Minn. It was developed especially
for "research in spectral transmis-
sion of solid and liquid media and
for routine precision clinical and
New York ........
Chicago 5, New York 3
Cincinnati 3, Philadelphia 2
Brooklyn 10-3, Pittsburgh 1-4
St. Louis 12, Boston 2
New York at Chicago
Brooklyn at Pittsburgh
Philadelphia at Cincinnati
Boston at St. Louis
When this man digs in and contribites in the University of Mich-
igan Fresh Air Camp Tag Day Drive today, he will be aiding under-
privileged children to enjoy four weeks of sunshine, recreation and
good food atiPatterson Lake.

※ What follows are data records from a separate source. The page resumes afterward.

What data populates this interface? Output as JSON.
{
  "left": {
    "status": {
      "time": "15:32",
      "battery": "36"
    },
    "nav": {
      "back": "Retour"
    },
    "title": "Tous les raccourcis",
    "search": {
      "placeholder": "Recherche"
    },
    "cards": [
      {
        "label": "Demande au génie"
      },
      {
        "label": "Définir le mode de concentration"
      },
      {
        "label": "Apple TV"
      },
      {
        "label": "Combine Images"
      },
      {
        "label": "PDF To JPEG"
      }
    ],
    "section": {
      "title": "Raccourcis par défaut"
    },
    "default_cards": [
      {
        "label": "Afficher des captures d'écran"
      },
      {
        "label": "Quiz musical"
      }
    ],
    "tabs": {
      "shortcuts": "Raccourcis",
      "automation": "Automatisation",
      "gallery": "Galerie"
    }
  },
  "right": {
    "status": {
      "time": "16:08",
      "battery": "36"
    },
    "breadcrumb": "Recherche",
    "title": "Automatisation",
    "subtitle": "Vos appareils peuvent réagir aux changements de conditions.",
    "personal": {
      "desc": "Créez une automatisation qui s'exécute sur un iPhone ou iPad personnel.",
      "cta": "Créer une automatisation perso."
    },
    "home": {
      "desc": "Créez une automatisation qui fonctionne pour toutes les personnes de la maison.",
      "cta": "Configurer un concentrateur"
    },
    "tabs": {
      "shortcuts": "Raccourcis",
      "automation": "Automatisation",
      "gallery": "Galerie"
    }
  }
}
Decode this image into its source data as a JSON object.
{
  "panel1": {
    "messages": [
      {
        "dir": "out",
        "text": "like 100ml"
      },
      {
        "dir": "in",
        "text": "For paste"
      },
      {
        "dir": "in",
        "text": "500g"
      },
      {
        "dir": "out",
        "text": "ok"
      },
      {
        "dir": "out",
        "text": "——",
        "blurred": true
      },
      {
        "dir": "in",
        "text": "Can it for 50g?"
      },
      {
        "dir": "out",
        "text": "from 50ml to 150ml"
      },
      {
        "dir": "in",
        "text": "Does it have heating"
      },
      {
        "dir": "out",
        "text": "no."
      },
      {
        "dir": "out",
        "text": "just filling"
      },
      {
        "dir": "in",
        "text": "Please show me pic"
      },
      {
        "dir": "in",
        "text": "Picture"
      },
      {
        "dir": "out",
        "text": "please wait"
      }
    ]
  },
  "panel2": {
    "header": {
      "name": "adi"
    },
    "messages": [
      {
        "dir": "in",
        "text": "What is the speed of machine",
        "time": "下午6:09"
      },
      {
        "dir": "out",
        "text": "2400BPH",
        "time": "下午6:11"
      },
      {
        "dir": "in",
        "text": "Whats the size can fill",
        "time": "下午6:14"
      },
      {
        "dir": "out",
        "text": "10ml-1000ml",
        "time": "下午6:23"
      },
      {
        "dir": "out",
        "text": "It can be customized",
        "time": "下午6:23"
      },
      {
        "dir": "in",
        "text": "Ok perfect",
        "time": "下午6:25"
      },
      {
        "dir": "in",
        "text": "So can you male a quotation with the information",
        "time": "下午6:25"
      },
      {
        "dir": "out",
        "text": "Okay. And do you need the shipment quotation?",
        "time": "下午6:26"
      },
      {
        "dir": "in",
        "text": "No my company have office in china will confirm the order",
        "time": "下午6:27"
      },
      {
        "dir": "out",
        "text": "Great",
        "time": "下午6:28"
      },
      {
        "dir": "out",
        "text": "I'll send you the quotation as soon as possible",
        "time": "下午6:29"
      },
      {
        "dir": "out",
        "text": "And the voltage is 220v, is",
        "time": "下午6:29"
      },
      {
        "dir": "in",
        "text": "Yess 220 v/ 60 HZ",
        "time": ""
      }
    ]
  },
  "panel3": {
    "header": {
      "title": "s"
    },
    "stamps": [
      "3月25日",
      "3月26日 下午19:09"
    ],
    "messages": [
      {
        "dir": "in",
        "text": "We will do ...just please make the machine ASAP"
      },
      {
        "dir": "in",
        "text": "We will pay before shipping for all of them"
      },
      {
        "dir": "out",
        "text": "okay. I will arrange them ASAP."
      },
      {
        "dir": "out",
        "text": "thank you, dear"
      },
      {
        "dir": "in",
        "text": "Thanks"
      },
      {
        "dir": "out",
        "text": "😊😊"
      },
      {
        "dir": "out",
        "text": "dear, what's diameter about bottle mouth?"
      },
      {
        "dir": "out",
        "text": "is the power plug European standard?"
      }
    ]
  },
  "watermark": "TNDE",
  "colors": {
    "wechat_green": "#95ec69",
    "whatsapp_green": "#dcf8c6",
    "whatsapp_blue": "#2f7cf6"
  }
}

Eduction Conference Week Opens
(Continued from Page 1)
Adolescence"; Prof. Edgar Johnson,
"The Teacher's Part in Guidance";
Prof. Harlan Koch, "School Handi-
caps to Guidance"; Dr. Lindquist,
"The Use of Anecdotal Records in
Guidance"; Dr. Lee Thurstone of
the University of Pittsburgh, "The
Guidance of Entrants to the Teach-
ing Profession"; and Dr. Manley Ellis'
of Western State Teachers College,'
"Individual Differences in Relation
In the forums on reading problems
Prof. Fred S. Dunham will discuss
"Situations and Procedures Which
Improve Comprehension and Appre-
ciation"; Dr. Norma Schiedemenn,
"Reading Problems in Relation to
Left-Handedness"; Dr. William A.
Brownell of Duke University, "Read-
ing for Power at Higher Levels" and
Prof. Willard C. Olson, "Readings and
In connection with the series of
conferences, Dr. Luther Purdom of
the Bureau of Appointments and Oc-
cupational Information will head a
meeting on Placement Problems at
7:15 p.m. in the Lecture Hall of Rack-
. .You-II never
forget this story of two kids
and a dog!
W IT HOU T T EA RS"
EXTRA! NEWS OF THE DAY